Throughout the mainland Neotropics, from Guatemala to Brazil and Bolivia. In Costa Rica: throughout the country in wet forest areas, to 1500m elevation in Monteverde.
This species forms very large colonies. Nests may fill large rotten stumps or rotten logs (figures below). Often tell-tale piles of sawdust surround such nests, from workers excavating the interior. Workers are aggressive, and forage day or night. Large numbers of minor and major workers may be observed swarming out from nests and retrieving live insect prey, with a behavior reminiscent of army ants (figure). Kugler (1979) has termed this "gang-pulling." Workers also have an enlarged pygidial gland that segretes a noxious gummy substance used in defense (Kugler 1979). Workers tend Homoptera and visit extrafloral nectar sources. Colonies may build scattered carton shelters on low vegetation and tend membracids and other Homoptera beneath them. Workers may aggressively defend extrafloral nectar sources (e.g. Passiflora shoots), driving away herbivores and other ants. Colonies use carton construction to form baffles in rotten wood, and galleries running up tree trunks. At Rara Avis, workers were observed tending large riodinid larvae under carton galleries (figure).
Founding queens are found under loose bark of dead wood, in dead branches, and very commonly under epiphyte mats on recently fallen trees.
In Penas Blancas, Longino observed an interaction with phorid flies. Workers were streaming up a tree trunk. Phorids were hovering above. One landed on the head of a soldier. Afterwards, workers grabbed the soldier by the legs and slowly began to drag it down the trunk.
biconstricta is a complex lineage with many infraspecific taxa in the taxonomic literature. Four of these have type localities in Costa Rica:
biconstricta surda Forel 1912:222
biconstricta bicolor Emery 1890:50
biconstricta bicolor regina (unavailable quadrinomial)
biconstricta rubicunda Emery 1890:50
Wilson (2003) synonymized them all under biconstricta.
In Costa Rica, specimens from the southern Pacific lowlands are light orange. In Monteverde, they are two-toned, with light orange head and mesosoma, and somewhat darker gaster. On the Atlantic slope they are brown to dark brown. The transition can be sharp: specimens of the two-toned Monteverde form are known from open areas in and around Monteverde, on the Pacific slope west of the cloud forest that covers the continental divide; the dark brown form is common in the Penas Blancas Valley, about 5km east of Monteverde on the Atlantic slope. There is also variation in sculpture, but it does not show geographic patterns and varies within populations.
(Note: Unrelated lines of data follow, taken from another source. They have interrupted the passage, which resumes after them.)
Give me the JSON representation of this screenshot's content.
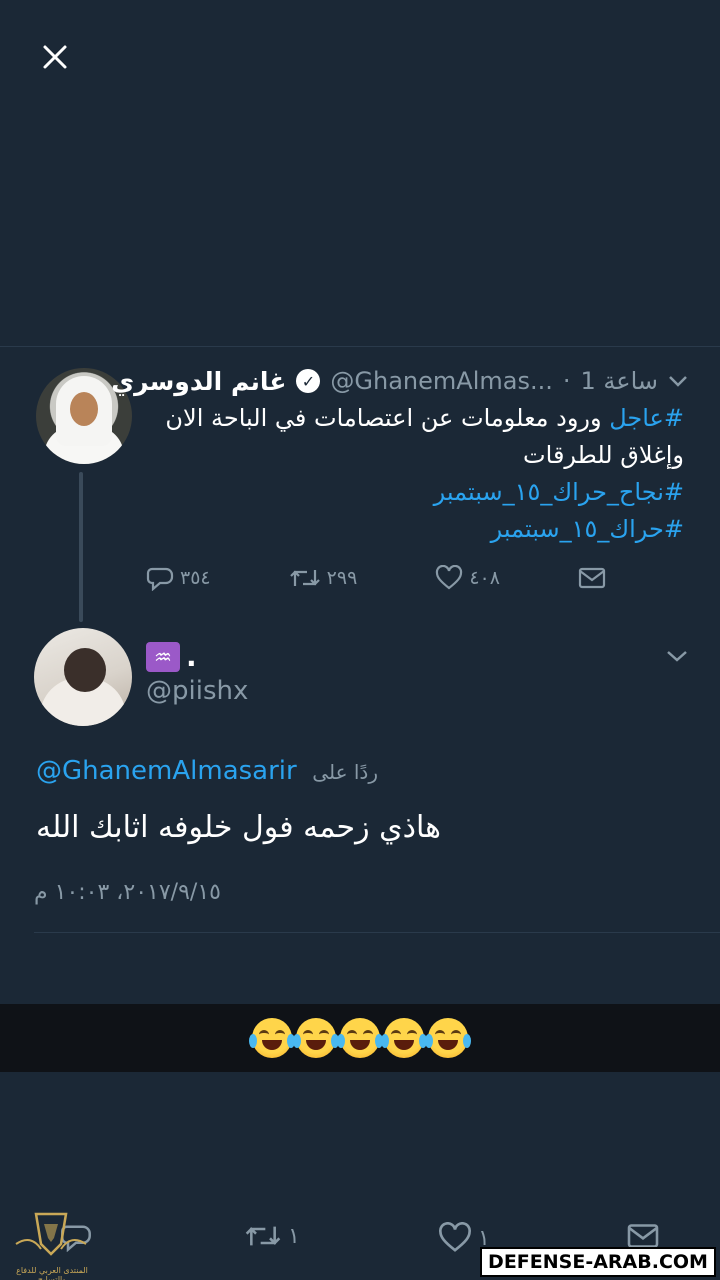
{
  "tweet": {
    "display_name": "غانم الدوسري",
    "handle": "@GhanemAlmas...",
    "timestamp": "1 ساعة",
    "text_line1_hashtag": "#عاجل",
    "text_line1_rest": " ورود معلومات عن اعتصامات في الباحة  الان",
    "text_line2": "وإغلاق للطرقات",
    "hashtag2": "#نجاح_حراك_١٥_سبتمبر",
    "hashtag3": "#حراك_١٥_سبتمبر",
    "replies": "٣٥٤",
    "retweets": "٢٩٩",
    "likes": "٤٠٨"
  },
  "reply": {
    "name_emoji": "♒",
    "name": ".",
    "handle": "@piishx",
    "replying_to_label": "ردًا على",
    "replying_to_handle": "@GhanemAlmasarir",
    "text": "هاذي زحمه فول خلوفه اثابك الله",
    "timestamp": "٢٠١٧/٩/١٥، ١٠:٠٣ م"
  },
  "bottom_bar": {
    "retweet_count": "١",
    "like_count": "١"
  },
  "watermark": "DEFENSE-ARAB.COM",
  "logo_text": "المنتدى العربي للدفاع والتسليح",
  "colors": {
    "background": "#1b2836",
    "accent": "#2aa3ef",
    "muted": "#8899a6"
  }
}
Kugler, C. 1979. Alarm and defense: a function for the pygidial gland of the myrmicine ant, Pheidole biconstricta. Annals of the Entomological Society of America 72:532-536.
Wilson, E. O. 2003. Pheidole in the New World: A Dominant, Hyperdiverse Ant Genus. Harvard University Press, Cambridge, Mass
Found most commonly in these habitats: 38 times found in tropical wet forest, 13 times found in montane wet forest, 22 times found in 2º wet forest, 12 times found in mesophil forest, 9 times found in wet forest, 3 times found in secondgrowth rainforest, 2 times found in 2º lowland rainforest, 4 times found in cloud forest, 2 times found in scrub forest, 1 times found in 2nd growth wet forest, ...
Collected most commonly using these methods or in the following microhabitats: 53 times Baiting, 35 times search, 18 times MiniWinkler, 12 times Beating, 7 times Winkler, 4 times MaxiWinkler, 4 times Sweeping, 2 times bait, 1 times in rotting log, 2 times Lure/Bait, 1 times Berlese, ...
Elevations: collected from 20 - 1500 meters, 758 meters average